A few minutes ago I sat down to write an entirely different post. My attention was caught by a friends’ comment on another friends Facebook post. That post asked prayers for the children of Oklahoma. Dreading news of yet another school shooting, I Googled “Oklahoma news”, trusting that the top hits would be from the Google News feed. It wasn’t a school shooting. It was a massive tornado, a mile wide, that traveled straight through Oklahoma City. This happened a few hours ago.
The news article contained a captured tweet from Oklahoma’s Governor Mary Fallin. The tweet used the hashtag #okwx. I followed the tag to a real-time stream of comments, links and backyard photos of the tornadoes path.
Much has been written about Twitter and Facebook as a source of breaking news. I’m not sure I have much to add to that conversation, except “yes”.
I am struck by how far I have come from the way I used to get my news. I stopped watching televised news several years ago when the steady tide of breaking news became too much and overtaxed my nervous system. At that time, I trusted NPR to deliver the news I needed via radio. During times of national crisis or local emergency, I knew that NPR would prime me to pay attention where attention was warranted.
Late last year, I became obsessed with podcasts, which now occupy my entire commute to work and back again. I don’t watch TV news. I don’t habitually listen to radio news. I have stopped reading newspapers and really don’t even follow newspapers blogs or Twitter feeds. I am off the media news grid. And yet, I still keep informed.

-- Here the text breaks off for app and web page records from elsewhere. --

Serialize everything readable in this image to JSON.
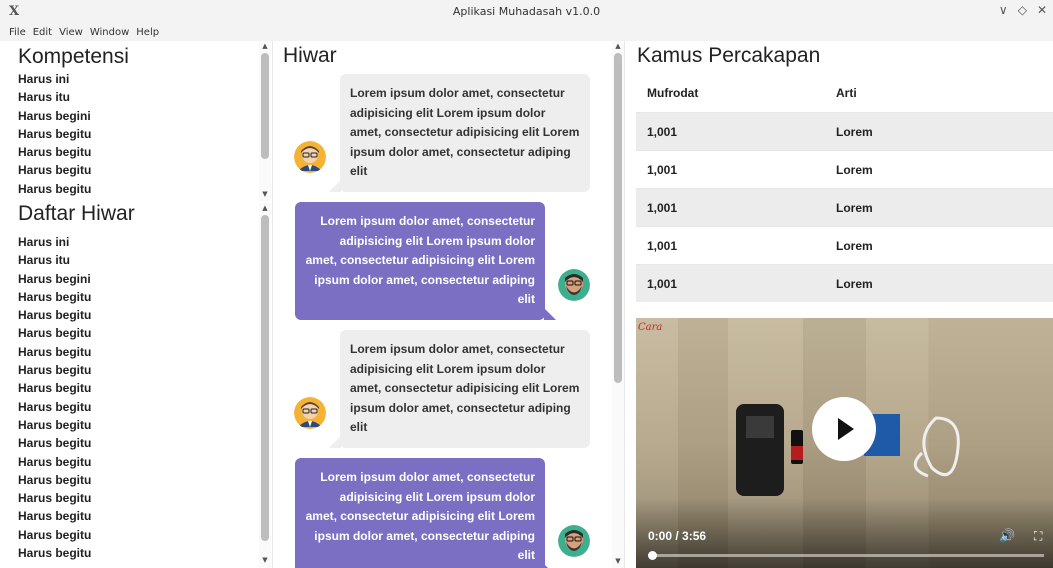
{
  "window": {
    "title": "Aplikasi Muhadasah v1.0.0",
    "app_icon": "X",
    "controls": [
      "∨",
      "◇",
      "✕"
    ]
  },
  "menu": [
    "File",
    "Edit",
    "View",
    "Window",
    "Help"
  ],
  "kompetensi": {
    "title": "Kompetensi",
    "items": [
      "Harus ini",
      "Harus itu",
      "Harus begini",
      "Harus begitu",
      "Harus begitu",
      "Harus begitu",
      "Harus begitu"
    ]
  },
  "daftar_hiwar": {
    "title": "Daftar Hiwar",
    "items": [
      "Harus ini",
      "Harus itu",
      "Harus begini",
      "Harus begitu",
      "Harus begitu",
      "Harus begitu",
      "Harus begitu",
      "Harus begitu",
      "Harus begitu",
      "Harus begitu",
      "Harus begitu",
      "Harus begitu",
      "Harus begitu",
      "Harus begitu",
      "Harus begitu",
      "Harus begitu",
      "Harus begitu",
      "Harus begitu"
    ]
  },
  "hiwar": {
    "title": "Hiwar",
    "messages": [
      {
        "side": "recv",
        "text": "Lorem ipsum dolor amet, consectetur adipisicing elit Lorem ipsum dolor amet, consectetur adipisicing elit Lorem ipsum dolor amet, consectetur adiping elit",
        "avatar": "avatar-man-glasses-icon"
      },
      {
        "side": "sent",
        "text": "Lorem ipsum dolor amet, consectetur adipisicing elit Lorem ipsum dolor amet, consectetur adipisicing elit Lorem ipsum dolor amet, consectetur adiping elit",
        "avatar": "avatar-man-beard-icon"
      },
      {
        "side": "recv",
        "text": "Lorem ipsum dolor amet, consectetur adipisicing elit Lorem ipsum dolor amet, consectetur adipisicing elit Lorem ipsum dolor amet, consectetur adiping elit",
        "avatar": "avatar-man-glasses-icon"
      },
      {
        "side": "sent",
        "text": "Lorem ipsum dolor amet, consectetur adipisicing elit Lorem ipsum dolor amet, consectetur adipisicing elit Lorem ipsum dolor amet, consectetur adiping elit",
        "avatar": "avatar-man-beard-icon"
      }
    ]
  },
  "kamus": {
    "title": "Kamus Percakapan",
    "columns": [
      "Mufrodat",
      "Arti"
    ],
    "rows": [
      [
        "1,001",
        "Lorem"
      ],
      [
        "1,001",
        "Lorem"
      ],
      [
        "1,001",
        "Lorem"
      ],
      [
        "1,001",
        "Lorem"
      ],
      [
        "1,001",
        "Lorem"
      ]
    ]
  },
  "video": {
    "time": "0:00 / 3:56",
    "progress": 0.0,
    "logo_text": "Cara"
  },
  "colors": {
    "sent_bubble": "#7b6fc4",
    "recv_bubble": "#eeeeee",
    "row_alt": "#ececec"
  }
}
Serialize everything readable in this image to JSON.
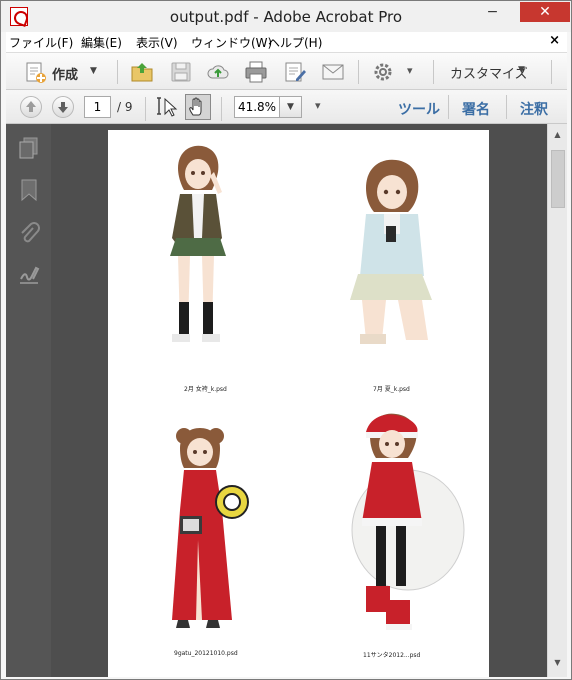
{
  "window": {
    "title": "output.pdf - Adobe Acrobat Pro",
    "min_glyph": "−",
    "max_glyph": "□",
    "close_glyph": "✕"
  },
  "menu": {
    "items": [
      "ファイル(F)",
      "編集(E)",
      "表示(V)",
      "ウィンドウ(W)",
      "ヘルプ(H)"
    ],
    "close_glyph": "×"
  },
  "toolbar": {
    "create_label": "作成",
    "create_caret": "▼",
    "customize_label": "カスタマイズ",
    "customize_caret": "▼",
    "more_caret": "▾"
  },
  "nav_toolbar": {
    "current_page": "1",
    "page_total": "/ 9",
    "zoom_value": "41.8%",
    "zoom_caret": "▼",
    "more_caret": "▾",
    "tools_link": "ツール",
    "sign_link": "署名",
    "comment_link": "注釈"
  },
  "document": {
    "thumbnails": [
      {
        "caption": "2月 女袴_k.psd",
        "outfit": "school-uniform"
      },
      {
        "caption": "7月 夏_k.psd",
        "outfit": "summer-kneeling"
      },
      {
        "caption": "9gatu_20121010.psd",
        "outfit": "red-china-dress"
      },
      {
        "caption": "11サンタ2012...psd",
        "outfit": "santa-with-sack"
      }
    ]
  },
  "scrollbar": {
    "up_glyph": "▲",
    "down_glyph": "▼"
  }
}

I use news curation tools like Zite, Feedly and Flipboard to push important stories up to my attention. This keeps me relatively well-informed about day to day updates. I fill in the cracks with media podcasts like On the Media to help me make sense of larger trends and find stories I missed.
The gap here is breaking news. Today, for the first time, I realized that I trust my social networks to let me know when something big is going down, and that I am okay with that.

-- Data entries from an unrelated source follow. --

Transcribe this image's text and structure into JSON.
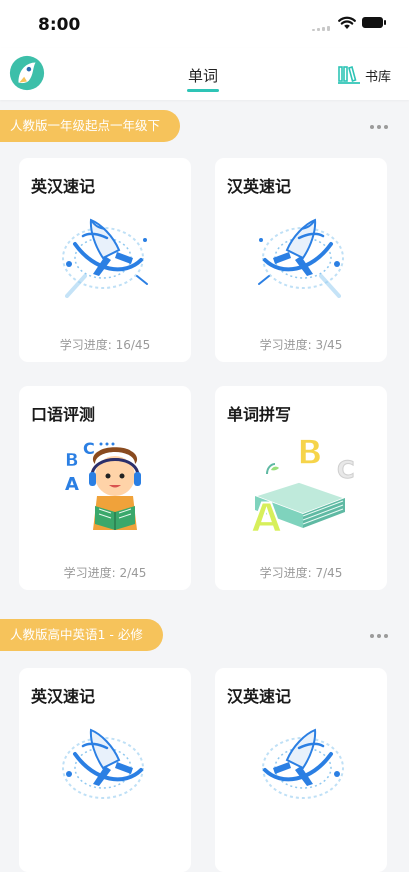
{
  "status_bar": {
    "time": "8:00"
  },
  "header": {
    "tab_label": "单词",
    "library_label": "书库"
  },
  "sections": [
    {
      "label": "人教版一年级起点一年级下",
      "cards": [
        {
          "title": "英汉速记",
          "progress": "学习进度: 16/45",
          "icon": "rocket-icon"
        },
        {
          "title": "汉英速记",
          "progress": "学习进度: 3/45",
          "icon": "rocket-icon"
        },
        {
          "title": "口语评测",
          "progress": "学习进度: 2/45",
          "icon": "headphone-boy-icon"
        },
        {
          "title": "单词拼写",
          "progress": "学习进度: 7/45",
          "icon": "abc-book-icon"
        }
      ]
    },
    {
      "label": "人教版高中英语1 - 必修",
      "cards": [
        {
          "title": "英汉速记",
          "icon": "rocket-icon"
        },
        {
          "title": "汉英速记",
          "icon": "rocket-icon"
        }
      ]
    }
  ],
  "colors": {
    "accent": "#2ec4b6",
    "section_label_bg": "#f6c35b",
    "rocket_blue": "#2b7fe3"
  }
}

I don’t need to know every last detail as it becomes revealed. I don’t need to watch wreckage porn to know things are bad. I just want to know what is happening, what is being done to respond and what I can do to help.
I am really interested in how people discover, interpret and receive their news. I am especially interested in those patterns of behavior as information habits. Where do you get your news? How have your news habits changed? Comments are most welcome.
Keep the people of Oklahoma in your thoughts. They are going to need our help for many years to come.